- Maid Marian, the shepherdess, featured in many pastoral plays popular at May festivities. Then there was a fad for Robin Hood plays. Then someone put the two characters together. It worked so well that Maid Marian is best known as a Robin Hood character, even though her independent existence predates him.
- Batman and Robin made frequent appearances on The Adventures of Superman.
- The Archers had a crossover with Gardener's Question Time for Easter 2011, where the real-life panel, chaired by the real-life Eric Robson answered questions from the population of Ambridge.
- On the April 1, 2013, broadcast of "Family Life Today", John Fuller and Jim Daly, from "Focus on the Family", crossed over.
- Two episodes of The Goon Show featured guest appearances by Jack Train as Colonel Chinstrap from ITMA, a popular comedy show from the previous decade. There was also a crossover with the comedy "Educating Archie", called "Archie in Goonland".
- An arguable one, similar to the Comic Relief Panel Game crossovers above, the New Year 2010 episode of The BBC Radio 4 comedy panel game The Unbelievable Truth featured Stephen Fry, Alan Davies, regular QI panelist Rob Brydon and QI producer John Lloyd. The format of the game was unchanged, but the "obvious answer" klaxon was added. Much to the satisfaction of the other players (and host David Mitchell), Stephen set it off twice.
- Godzilla vs. Evangelion: The Real 4-D at Universal Studios Japan is Exactly What It Says on the Tin: Godzilla against the cast of Neon Genesis Evangelion—more specifically, the Godzilla of Shin Godzilla vs. (given Asuka being identified as "Shikinami", not "Soryu", and the designs of the EVAs) the cast of Rebuild of Evangelion.
- LEGO has many licensed sets of Star Wars, Harry Potter, superheroes, etc. Easy crossover potentials, as demonstrated with The LEGO Movie. Especially with LEGO's own original sets like Ninjago and Legends of Chima.
- Mr. Potato Head has outfits from many other franchises. Transformers is a given, since Hasbro owns both, but the Heads can also dress up as characters from Star Wars, DC, and Marvel.
- In Maji de Watashi ni Koi Shinasai!, members of the Kuonji household shows up in several places, as they live in the neighbouring area. In one of the routes they even spend the night in that mansion. Naturally, one of them mentions that Yukie has a nice voice.

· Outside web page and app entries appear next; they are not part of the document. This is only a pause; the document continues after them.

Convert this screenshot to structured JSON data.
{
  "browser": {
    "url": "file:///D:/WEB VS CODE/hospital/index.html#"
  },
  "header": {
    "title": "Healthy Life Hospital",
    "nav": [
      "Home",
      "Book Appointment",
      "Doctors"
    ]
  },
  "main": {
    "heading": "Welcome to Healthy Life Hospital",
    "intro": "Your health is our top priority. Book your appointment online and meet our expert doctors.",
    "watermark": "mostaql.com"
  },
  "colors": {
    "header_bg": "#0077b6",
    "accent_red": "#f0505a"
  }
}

- Despite being an internally consistent multiverse, the Nasuverse only has crossovers in incredibly round-about ways. Part of the problem is, well, Word of God stated that some of the characters simply cannot exist in the same universe for Canon reasons.
- Zelretch was seen in the Prologue to Tsukihime with a young Arcueid. He also appears for one scene in the "Heaven's Feel" route to Fate/stay night, walking in from Another Dimension to meet Rin.
- Aoko Aozaki spends time in the beginning of Tsukihime with a young Shiki Tohno, appears later in Melty Blood, and is the main character of Mahoutsukai No Yoru. Her sister, Tohko Aozaki, is the Older and Wiser mentor figure of the (arguably) Tsukihime-prototype, Kara no Kyoukai, plays a major role in Mahoyo, and is mentioned in an ending of Fate/stay night. Despite each of them knowing a different Shiki (each possessing the Mystic Eyes of Death Perception) it's explicitly stated that Tohko and Arcueid cannot exist in the same universe (and most likely, Shiki Ryougi and Shiki Tohno can't, either).
- Shirou's employer at his part-time job in Fate/stay night (who appears once in an easily-missed scene) shares a name with a drug dealer in Kara no Kyoukai.
- Cornelius Alba of Kara no Kyoukai makes a cameo appearance in the Fate/Zero anime adaptation, though he doesn't appear in the original light novels.
- Sion's magic gun in Melty Blood is a replica of Godo's Black Barrel in Angel Notes, which Ciel is reportedly carrying around in Tsukihime.